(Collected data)

▼

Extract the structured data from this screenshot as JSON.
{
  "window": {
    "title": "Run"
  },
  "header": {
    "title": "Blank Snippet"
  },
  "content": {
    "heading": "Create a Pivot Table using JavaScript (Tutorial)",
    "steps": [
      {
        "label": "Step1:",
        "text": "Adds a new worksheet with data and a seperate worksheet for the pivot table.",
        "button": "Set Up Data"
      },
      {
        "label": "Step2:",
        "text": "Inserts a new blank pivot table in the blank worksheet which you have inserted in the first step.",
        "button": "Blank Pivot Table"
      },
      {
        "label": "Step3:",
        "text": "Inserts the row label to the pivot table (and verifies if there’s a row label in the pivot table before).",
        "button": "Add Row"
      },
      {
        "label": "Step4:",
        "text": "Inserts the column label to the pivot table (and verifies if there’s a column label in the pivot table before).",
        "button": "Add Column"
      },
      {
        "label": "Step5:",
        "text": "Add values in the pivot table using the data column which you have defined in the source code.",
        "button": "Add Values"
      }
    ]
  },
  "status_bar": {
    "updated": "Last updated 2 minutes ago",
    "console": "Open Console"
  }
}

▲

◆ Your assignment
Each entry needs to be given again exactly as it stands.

◆ Solution
Extract the structured data from this screenshot as JSON.
{
  "window": {
    "title": "Run"
  },
  "header": {
    "title": "Blank Snippet"
  },
  "content": {
    "heading": "Create a Pivot Table using JavaScript (Tutorial)",
    "steps": [
      {
        "label": "Step1:",
        "text": "Adds a new worksheet with data and a seperate worksheet for the pivot table.",
        "button": "Set Up Data"
      },
      {
        "label": "Step2:",
        "text": "Inserts a new blank pivot table in the blank worksheet which you have inserted in the first step.",
        "button": "Blank Pivot Table"
      },
      {
        "label": "Step3:",
        "text": "Inserts the row label to the pivot table (and verifies if there’s a row label in the pivot table before).",
        "button": "Add Row"
      },
      {
        "label": "Step4:",
        "text": "Inserts the column label to the pivot table (and verifies if there’s a column label in the pivot table before).",
        "button": "Add Column"
      },
      {
        "label": "Step5:",
        "text": "Add values in the pivot table using the data column which you have defined in the source code.",
        "button": "Add Values"
      }
    ]
  },
  "status_bar": {
    "updated": "Last updated 2 minutes ago",
    "console": "Open Console"
  }
}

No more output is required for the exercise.